Boris Johnson will next week attempt to reassure restive Eurosceptic Tory MPs that he is serious about a post-Brexit program of deregulation, two years after Britain broke its ties with the EU.
Johnson will publish a 100-page “benefits of Brexit” paper highlighting plans for future deregulation, including areas such as gene editing of crops, artificial intelligence and data, as he seeks to shore up his leadership.
But his critics are frustrated by the slow pace of reform, while pro-Europeans claim it is proof that the promise of a post-Brexit regulatory bonfire was always a rightwing pipe dream.
Over the past few weeks Johnson has urged ministers to come up with initiatives to coincide with the January 31 anniversary of “full Brexit”, but some ideas have failed to make the cut.
Senior Whitehall insiders said the hurry to bring together a convincing list of initiatives from across government departments to highlight the opportunities of Brexit had been a struggle.
Among the ideas considered for inclusion was a ban on pavement parking, which has long been a demand of road safety and disability campaigners, but it was later dropped by the Department for Transport from the paper.
The plan to include the measure baffled Whitehall officials, since the parking ban could have been enacted while the UK was an EU member. London banned pavement parking in 1974 while the Scottish Parliament approved a ban in 2019.
Some government officials say Lord Frost, former Brexit minister, is partly to blame for the slow progress and that he was more focused on other areas, such as negotiations on the Northern Ireland protocol.
But Frost hinted in his resignation letter to Johnson last month that he blamed others for failing to engage sufficiently with the deregulation agenda: “I hope we will move as fast as possible to where we need to get to: a lightly regulated, low-tax , entrepreneurial economy, at the cutting edge of modern science and economic change, ”he wrote.
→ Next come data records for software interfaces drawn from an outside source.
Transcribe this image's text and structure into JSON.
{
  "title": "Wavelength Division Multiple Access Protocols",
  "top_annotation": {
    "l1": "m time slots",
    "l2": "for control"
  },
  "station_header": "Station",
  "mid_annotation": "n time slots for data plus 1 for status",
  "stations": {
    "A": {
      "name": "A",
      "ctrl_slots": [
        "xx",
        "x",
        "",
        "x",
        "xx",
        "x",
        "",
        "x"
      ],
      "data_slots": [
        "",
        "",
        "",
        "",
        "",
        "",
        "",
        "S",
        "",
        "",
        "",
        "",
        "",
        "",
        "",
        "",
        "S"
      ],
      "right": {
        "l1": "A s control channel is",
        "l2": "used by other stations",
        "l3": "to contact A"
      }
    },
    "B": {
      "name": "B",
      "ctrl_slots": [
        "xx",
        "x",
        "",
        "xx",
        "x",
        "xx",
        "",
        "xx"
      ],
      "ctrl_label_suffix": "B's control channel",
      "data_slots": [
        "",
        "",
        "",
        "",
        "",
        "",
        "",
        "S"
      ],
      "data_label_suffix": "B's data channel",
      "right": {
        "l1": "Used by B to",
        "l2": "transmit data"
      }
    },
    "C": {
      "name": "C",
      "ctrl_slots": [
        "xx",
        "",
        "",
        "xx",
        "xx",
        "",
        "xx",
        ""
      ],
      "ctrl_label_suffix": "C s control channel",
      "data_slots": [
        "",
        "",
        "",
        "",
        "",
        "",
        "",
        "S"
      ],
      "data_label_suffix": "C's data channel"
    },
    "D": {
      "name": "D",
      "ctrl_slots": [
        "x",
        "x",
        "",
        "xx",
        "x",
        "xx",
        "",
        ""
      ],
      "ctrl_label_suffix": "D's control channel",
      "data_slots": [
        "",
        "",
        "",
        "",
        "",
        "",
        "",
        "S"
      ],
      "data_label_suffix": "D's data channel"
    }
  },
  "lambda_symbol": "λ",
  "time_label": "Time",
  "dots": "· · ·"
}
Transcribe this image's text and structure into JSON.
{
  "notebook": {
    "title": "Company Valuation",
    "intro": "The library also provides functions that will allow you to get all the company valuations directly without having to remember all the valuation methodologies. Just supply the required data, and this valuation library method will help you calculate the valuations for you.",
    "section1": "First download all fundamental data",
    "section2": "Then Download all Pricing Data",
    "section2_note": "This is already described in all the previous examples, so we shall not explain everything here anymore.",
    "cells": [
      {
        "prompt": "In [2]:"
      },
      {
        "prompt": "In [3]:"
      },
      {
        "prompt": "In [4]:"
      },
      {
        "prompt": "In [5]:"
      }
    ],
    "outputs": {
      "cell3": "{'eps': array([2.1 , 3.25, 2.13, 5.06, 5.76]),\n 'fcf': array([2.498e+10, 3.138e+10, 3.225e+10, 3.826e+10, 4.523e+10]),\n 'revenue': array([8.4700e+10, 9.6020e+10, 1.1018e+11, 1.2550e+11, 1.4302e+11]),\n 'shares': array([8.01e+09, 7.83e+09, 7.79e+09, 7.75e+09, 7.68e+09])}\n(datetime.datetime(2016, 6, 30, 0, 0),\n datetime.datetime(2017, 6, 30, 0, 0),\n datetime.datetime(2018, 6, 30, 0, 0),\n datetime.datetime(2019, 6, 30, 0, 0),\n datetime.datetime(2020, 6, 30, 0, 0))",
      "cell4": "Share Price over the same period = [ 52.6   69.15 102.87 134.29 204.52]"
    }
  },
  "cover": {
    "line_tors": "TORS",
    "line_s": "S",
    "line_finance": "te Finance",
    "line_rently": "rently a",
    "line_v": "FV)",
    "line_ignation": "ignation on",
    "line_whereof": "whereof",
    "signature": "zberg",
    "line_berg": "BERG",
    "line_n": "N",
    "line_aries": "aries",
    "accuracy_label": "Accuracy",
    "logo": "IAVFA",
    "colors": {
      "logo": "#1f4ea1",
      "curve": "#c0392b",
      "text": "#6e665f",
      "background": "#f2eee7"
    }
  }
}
Iain Duncan Smith, the former Tory leader, produced a deregulation report for Johnson’s administration last April which included 100 ideas such as bringing back imperial measurements.
The report by the “task force for innovation, growth and regulatory reform” said Britain should whittle away EU data protection laws and the system of clinical trials for drugs and give pension funds greater freedom to invest in fast-growing tech companies.
For the past nine months Duncan Smith has campaigned for the government to adopt the recommendations and has become increasingly concerned at the apparent delay. “These are vital reforms that deliver the benefits of Brexit to the British people,” he told the FT.
Last September Frost announced the second phase of UK regulatory reform after Brexit, but attracted scorn in some quarters when the lead item on his list was to restore the crown symbol to pint glasses.
The slow pace of progress has concerned senior Brexiters. This week Sir William Cash, chair of the European Scrutiny Committee, wrote to Johnson asking for a progress report on plans announced last September to systematically review EU laws that were automatically carried on to the UK statute book after Brexit. He noted that “five months had passed” without apparent action.
The Treasury is also still delivering long-promised reform to the Solvency II regulations to ease capital requirements, giving insurers more flexibility to invest in UK infrastructure and business.
Meanwhile Nadine Dorries, culture secretary, is grappling with how to devise a new data regime “fit for the 21st century” that would simultaneously be “equivalent” to rules in the EU – allowing market access – while allowing Britain to exploit new markets.
Tech industry insiders said they had been told to expect “nothing new” in the document beyond existing reviews into post-Brexit data privacy regulations and artificial intelligence.